→ TASK GOAL
Even where a record seems odd, copy it exactly as it appears below.

→ DATA PROVIDED
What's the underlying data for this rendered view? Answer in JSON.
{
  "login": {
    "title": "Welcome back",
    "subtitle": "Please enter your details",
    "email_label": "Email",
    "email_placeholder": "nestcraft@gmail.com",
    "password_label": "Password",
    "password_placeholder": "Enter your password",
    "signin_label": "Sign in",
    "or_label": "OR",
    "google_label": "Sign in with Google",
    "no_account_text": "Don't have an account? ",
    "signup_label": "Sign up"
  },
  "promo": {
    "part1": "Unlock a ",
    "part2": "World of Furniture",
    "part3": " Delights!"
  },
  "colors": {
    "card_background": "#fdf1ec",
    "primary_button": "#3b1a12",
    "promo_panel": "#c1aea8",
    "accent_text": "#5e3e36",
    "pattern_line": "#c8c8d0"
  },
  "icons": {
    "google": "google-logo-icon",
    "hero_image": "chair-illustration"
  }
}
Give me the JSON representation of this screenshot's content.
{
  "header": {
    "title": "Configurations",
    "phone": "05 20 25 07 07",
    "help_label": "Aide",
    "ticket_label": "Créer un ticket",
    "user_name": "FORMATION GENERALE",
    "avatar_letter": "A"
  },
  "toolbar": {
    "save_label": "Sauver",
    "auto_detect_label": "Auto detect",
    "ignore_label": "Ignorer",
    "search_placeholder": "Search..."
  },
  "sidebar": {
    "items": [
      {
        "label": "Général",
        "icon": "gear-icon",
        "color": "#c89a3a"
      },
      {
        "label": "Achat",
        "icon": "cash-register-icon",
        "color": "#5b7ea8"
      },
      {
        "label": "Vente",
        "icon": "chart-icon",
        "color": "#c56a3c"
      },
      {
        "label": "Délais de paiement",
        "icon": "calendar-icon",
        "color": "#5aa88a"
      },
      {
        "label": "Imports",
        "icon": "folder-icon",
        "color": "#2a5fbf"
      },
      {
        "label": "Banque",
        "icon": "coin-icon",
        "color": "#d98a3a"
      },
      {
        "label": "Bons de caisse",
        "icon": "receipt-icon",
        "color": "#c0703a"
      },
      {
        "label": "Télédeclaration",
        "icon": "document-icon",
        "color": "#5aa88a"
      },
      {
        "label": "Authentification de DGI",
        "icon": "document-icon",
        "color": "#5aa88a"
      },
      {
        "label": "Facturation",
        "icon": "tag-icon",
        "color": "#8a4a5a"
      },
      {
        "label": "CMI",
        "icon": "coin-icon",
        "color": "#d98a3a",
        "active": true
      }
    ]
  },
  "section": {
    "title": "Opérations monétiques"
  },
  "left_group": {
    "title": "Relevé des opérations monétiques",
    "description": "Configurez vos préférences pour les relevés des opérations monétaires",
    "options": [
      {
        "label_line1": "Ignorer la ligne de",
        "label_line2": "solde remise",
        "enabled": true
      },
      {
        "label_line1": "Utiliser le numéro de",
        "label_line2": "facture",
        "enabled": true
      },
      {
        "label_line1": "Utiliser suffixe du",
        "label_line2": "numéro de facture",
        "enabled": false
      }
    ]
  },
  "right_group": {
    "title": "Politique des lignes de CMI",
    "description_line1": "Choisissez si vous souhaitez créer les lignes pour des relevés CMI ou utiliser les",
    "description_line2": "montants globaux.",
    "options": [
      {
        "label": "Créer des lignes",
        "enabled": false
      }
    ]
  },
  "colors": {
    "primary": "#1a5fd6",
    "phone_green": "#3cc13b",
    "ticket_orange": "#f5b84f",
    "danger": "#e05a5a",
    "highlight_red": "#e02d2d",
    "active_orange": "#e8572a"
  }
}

→ TASK OUTPUT
What's the underlying data for this rendered view? Answer in JSON.
{
  "login": {
    "title": "Welcome back",
    "subtitle": "Please enter your details",
    "email_label": "Email",
    "email_placeholder": "nestcraft@gmail.com",
    "password_label": "Password",
    "password_placeholder": "Enter your password",
    "signin_label": "Sign in",
    "or_label": "OR",
    "google_label": "Sign in with Google",
    "no_account_text": "Don't have an account? ",
    "signup_label": "Sign up"
  },
  "promo": {
    "part1": "Unlock a ",
    "part2": "World of Furniture",
    "part3": " Delights!"
  },
  "colors": {
    "card_background": "#fdf1ec",
    "primary_button": "#3b1a12",
    "promo_panel": "#c1aea8",
    "accent_text": "#5e3e36",
    "pattern_line": "#c8c8d0"
  },
  "icons": {
    "google": "google-logo-icon",
    "hero_image": "chair-illustration"
  }
}
Give me the JSON representation of this screenshot's content.
{
  "header": {
    "title": "Configurations",
    "phone": "05 20 25 07 07",
    "help_label": "Aide",
    "ticket_label": "Créer un ticket",
    "user_name": "FORMATION GENERALE",
    "avatar_letter": "A"
  },
  "toolbar": {
    "save_label": "Sauver",
    "auto_detect_label": "Auto detect",
    "ignore_label": "Ignorer",
    "search_placeholder": "Search..."
  },
  "sidebar": {
    "items": [
      {
        "label": "Général",
        "icon": "gear-icon",
        "color": "#c89a3a"
      },
      {
        "label": "Achat",
        "icon": "cash-register-icon",
        "color": "#5b7ea8"
      },
      {
        "label": "Vente",
        "icon": "chart-icon",
        "color": "#c56a3c"
      },
      {
        "label": "Délais de paiement",
        "icon": "calendar-icon",
        "color": "#5aa88a"
      },
      {
        "label": "Imports",
        "icon": "folder-icon",
        "color": "#2a5fbf"
      },
      {
        "label": "Banque",
        "icon": "coin-icon",
        "color": "#d98a3a"
      },
      {
        "label": "Bons de caisse",
        "icon": "receipt-icon",
        "color": "#c0703a"
      },
      {
        "label": "Télédeclaration",
        "icon": "document-icon",
        "color": "#5aa88a"
      },
      {
        "label": "Authentification de DGI",
        "icon": "document-icon",
        "color": "#5aa88a"
      },
      {
        "label": "Facturation",
        "icon": "tag-icon",
        "color": "#8a4a5a"
      },
      {
        "label": "CMI",
        "icon": "coin-icon",
        "color": "#d98a3a",
        "active": true
      }
    ]
  },
  "section": {
    "title": "Opérations monétiques"
  },
  "left_group": {
    "title": "Relevé des opérations monétiques",
    "description": "Configurez vos préférences pour les relevés des opérations monétaires",
    "options": [
      {
        "label_line1": "Ignorer la ligne de",
        "label_line2": "solde remise",
        "enabled": true
      },
      {
        "label_line1": "Utiliser le numéro de",
        "label_line2": "facture",
        "enabled": true
      },
      {
        "label_line1": "Utiliser suffixe du",
        "label_line2": "numéro de facture",
        "enabled": false
      }
    ]
  },
  "right_group": {
    "title": "Politique des lignes de CMI",
    "description_line1": "Choisissez si vous souhaitez créer les lignes pour des relevés CMI ou utiliser les",
    "description_line2": "montants globaux.",
    "options": [
      {
        "label": "Créer des lignes",
        "enabled": false
      }
    ]
  },
  "colors": {
    "primary": "#1a5fd6",
    "phone_green": "#3cc13b",
    "ticket_orange": "#f5b84f",
    "danger": "#e05a5a",
    "highlight_red": "#e02d2d",
    "active_orange": "#e8572a"
  }
}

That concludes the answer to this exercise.